that you wouldn’t need any time at all.
Note to readers:
This is not a complaint –
just an explanation
from an essayist who’s always been
a lousy but hopeful poet.

It’s the fourth day of the thirty-ninth month of My Year Without Complaining. Life continues.


I awakened this morning feeling thankful without really understanding why that emotion arose so early.  I squinted at my cell phone, since I’ve long since gotten too nearsighted for the clock.  4:30 a.m.  I figured that I could be grateful in a half hour so I tried to sleep.

Two and a half hours later, I’m still swathed in the same pleasant buzz.  It can’t be the day’s efforts yesterday, because I snapped at a rude attorney and instantly regretted matching his obnoxious behavior with my own.  My faithful secretary outdid herself with preparations for our art event today: Maybe that did it.

Regardless, here I am, getting ready for a morning hearing that wouldn’t be happening if I had been able to find a way to convince the other side to settle.  Perhaps if I hadn’t succumbed to his taunts, I might have.  Perhaps a calmer disposition or the judge’s insight might get us there.  Either way, by 4:30 this afternoon, twelve long hours after awakening with hope in my heart, I will be standing at the entry way to suite 100 greeting art-lovers and artists at the Quarterly First Friday.

That’s enough to make anyone smile.
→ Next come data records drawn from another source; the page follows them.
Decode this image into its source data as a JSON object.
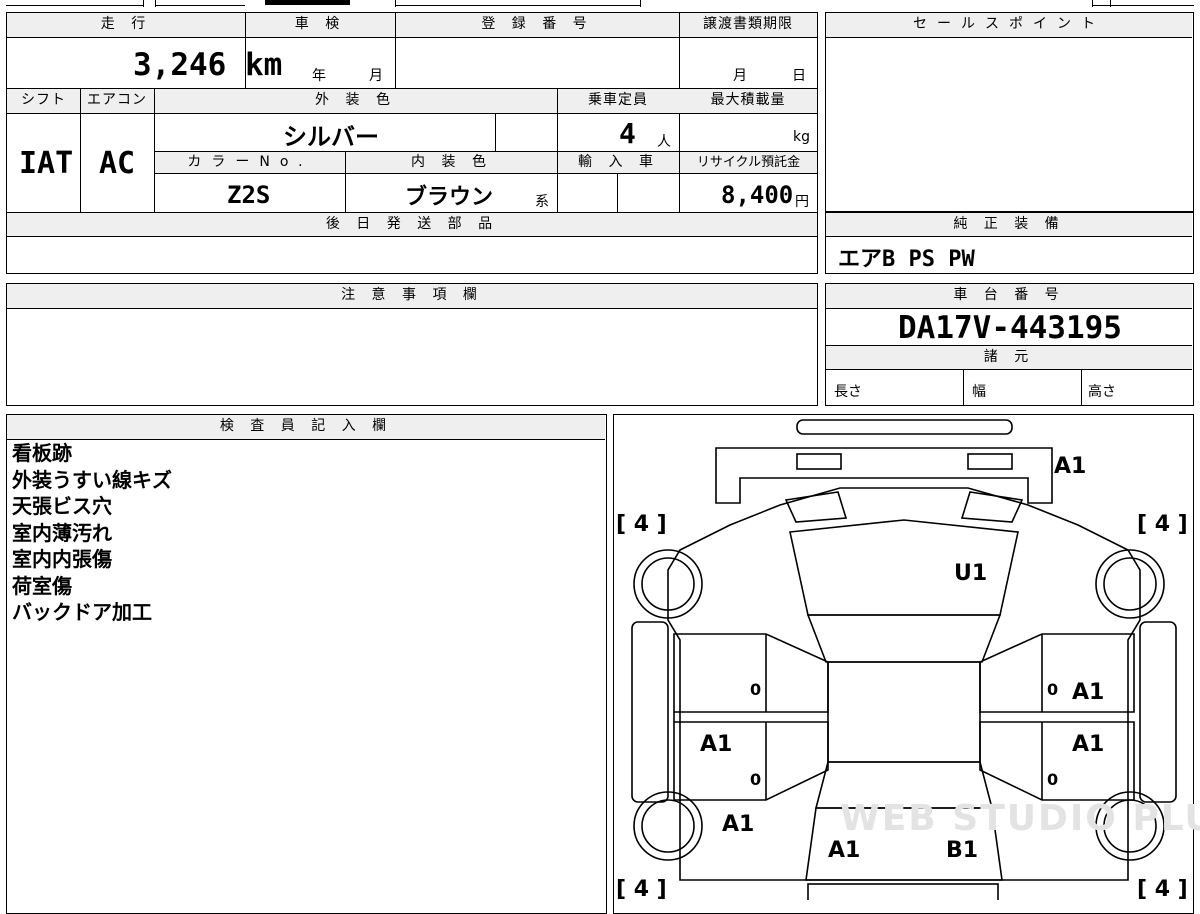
{
  "vehicle_info": {
    "mileage_header": "走 行",
    "mileage_value": "3,246 km",
    "shaken_header": "車 検",
    "shaken_year_unit": "年",
    "shaken_month_unit": "月",
    "registration_header": "登 録 番 号",
    "transfer_deadline_header": "譲渡書類期限",
    "transfer_month_unit": "月",
    "transfer_day_unit": "日",
    "shift_header": "シフト",
    "shift_value": "IAT",
    "ac_header": "エアコン",
    "ac_value": "AC",
    "exterior_color_header": "外 装 色",
    "exterior_color_value": "シルバー",
    "capacity_header": "乗車定員",
    "capacity_value": "4",
    "capacity_unit": "人",
    "max_load_header": "最大積載量",
    "max_load_unit": "kg",
    "color_no_header": "カラーNo.",
    "color_no_value": "Z2S",
    "interior_color_header": "内 装 色",
    "interior_color_value": "ブラウン",
    "interior_color_suffix": "系",
    "import_header": "輸 入 車",
    "recycle_header": "リサイクル預託金",
    "recycle_value": "8,400",
    "recycle_unit": "円",
    "later_parts_header": "後 日 発 送 部 品"
  },
  "sales_point": {
    "header": "セールスポイント"
  },
  "standard_equipment": {
    "header": "純 正 装 備",
    "value": "エアB PS PW"
  },
  "caution": {
    "header": "注 意 事 項 欄"
  },
  "chassis": {
    "header": "車 台 番 号",
    "value": "DA17V-443195"
  },
  "specs": {
    "header": "諸 元",
    "length_label": "長さ",
    "width_label": "幅",
    "height_label": "高さ"
  },
  "inspector": {
    "header": "検 査 員 記 入 欄",
    "notes": [
      "看板跡",
      "外装うすい線キズ",
      "天張ビス穴",
      "室内薄汚れ",
      "室内内張傷",
      "荷室傷",
      "バックドア加工"
    ]
  },
  "diagram": {
    "tire_markers": [
      "[ 4 ]",
      "[ 4 ]",
      "[ 4 ]",
      "[ 4 ]"
    ],
    "codes": {
      "front_bumper": "A1",
      "hood": "U1",
      "rear_right_door": "A1",
      "front_left_door": "A1",
      "front_right_door": "A1",
      "left_rear_quarter": "A1",
      "rear_left": "A1",
      "rear_right": "B1"
    },
    "door_zeros": [
      "0",
      "0",
      "0",
      "0"
    ]
  },
  "watermark": "WEB STUDIO PLUS"
}
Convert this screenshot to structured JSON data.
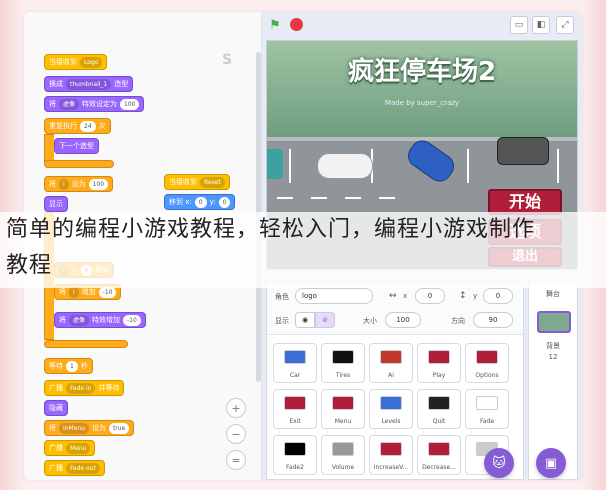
{
  "caption": {
    "line1": "简单的编程小游戏教程，轻松入门，编程小游戏制作",
    "line2": "教程"
  },
  "code_blocks": {
    "b1": {
      "label": "当接收到",
      "value": "Logo"
    },
    "b2": {
      "label": "换成",
      "value": "thumbnail_1",
      "suffix": "造型"
    },
    "b3": {
      "label": "将",
      "value": "虚像",
      "mid": "特效设定为",
      "num": "100"
    },
    "b4": {
      "label": "重复执行",
      "num": "24",
      "suffix": "次"
    },
    "b5": {
      "label": "下一个造型"
    },
    "b6": {
      "label": "将",
      "var": "i",
      "mid": "设为",
      "num": "100"
    },
    "b7": {
      "label": "显示"
    },
    "b8": {
      "label": "",
      "n1": "i",
      "op": "=",
      "n2": "0",
      "suffix": "那么"
    },
    "b9": {
      "label": "将",
      "var": "i",
      "mid": "增加",
      "num": "-10"
    },
    "b10": {
      "label": "将",
      "value": "虚像",
      "mid": "特效增加",
      "num": "-10"
    },
    "b11": {
      "label": "等待",
      "num": "1",
      "suffix": "秒"
    },
    "b12": {
      "label": "广播",
      "value": "Fade in",
      "suffix": "并等待"
    },
    "b13": {
      "label": "隐藏"
    },
    "b14": {
      "label": "将",
      "var": "inMenu",
      "mid": "设为",
      "num": "true"
    },
    "b15": {
      "label": "广播",
      "value": "Menu"
    },
    "b16": {
      "label": "广播",
      "value": "Fade out"
    },
    "r1": {
      "label": "当接收到",
      "value": "Reset"
    },
    "r2": {
      "label": "移到 x:",
      "x": "0",
      "ylabel": "y:",
      "y": "0"
    }
  },
  "stage": {
    "title": "疯狂停车场2",
    "subtitle": "Made by super_crazy",
    "start_button": "开始",
    "options_button": "选项",
    "exit_button": "退出"
  },
  "sprite_info": {
    "sprite_label": "角色",
    "sprite_name": "logo",
    "x_label": "x",
    "x_value": "0",
    "y_label": "y",
    "y_value": "0",
    "show_label": "显示",
    "size_label": "大小",
    "size_value": "100",
    "direction_label": "方向",
    "direction_value": "90"
  },
  "sprites": [
    {
      "name": "Car",
      "color": "#3b6fd6"
    },
    {
      "name": "Tires",
      "color": "#111111"
    },
    {
      "name": "Ai",
      "color": "#c0392b"
    },
    {
      "name": "Play",
      "color": "#b01f3a"
    },
    {
      "name": "Options",
      "color": "#b01f3a"
    },
    {
      "name": "Exit",
      "color": "#b01f3a"
    },
    {
      "name": "Menu",
      "color": "#b01f3a"
    },
    {
      "name": "Levels",
      "color": "#3b6fd6"
    },
    {
      "name": "Quit",
      "color": "#222222"
    },
    {
      "name": "Fade",
      "color": "#ffffff"
    },
    {
      "name": "Fade2",
      "color": "#000000"
    },
    {
      "name": "Volume",
      "color": "#999999"
    },
    {
      "name": "IncreaseV...",
      "color": "#b01f3a"
    },
    {
      "name": "Decrease...",
      "color": "#b01f3a"
    },
    {
      "name": "",
      "color": "#cccccc"
    }
  ],
  "backdrop": {
    "label": "舞台",
    "sub_label": "背景",
    "count": "12"
  }
}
It’s the third day of the thirty-ninth month of My [Long, Long, Long] Year Without Complaining.  Life continues.

Art @ Suite 100 Presents: KRIS ROLLER & FRIENDS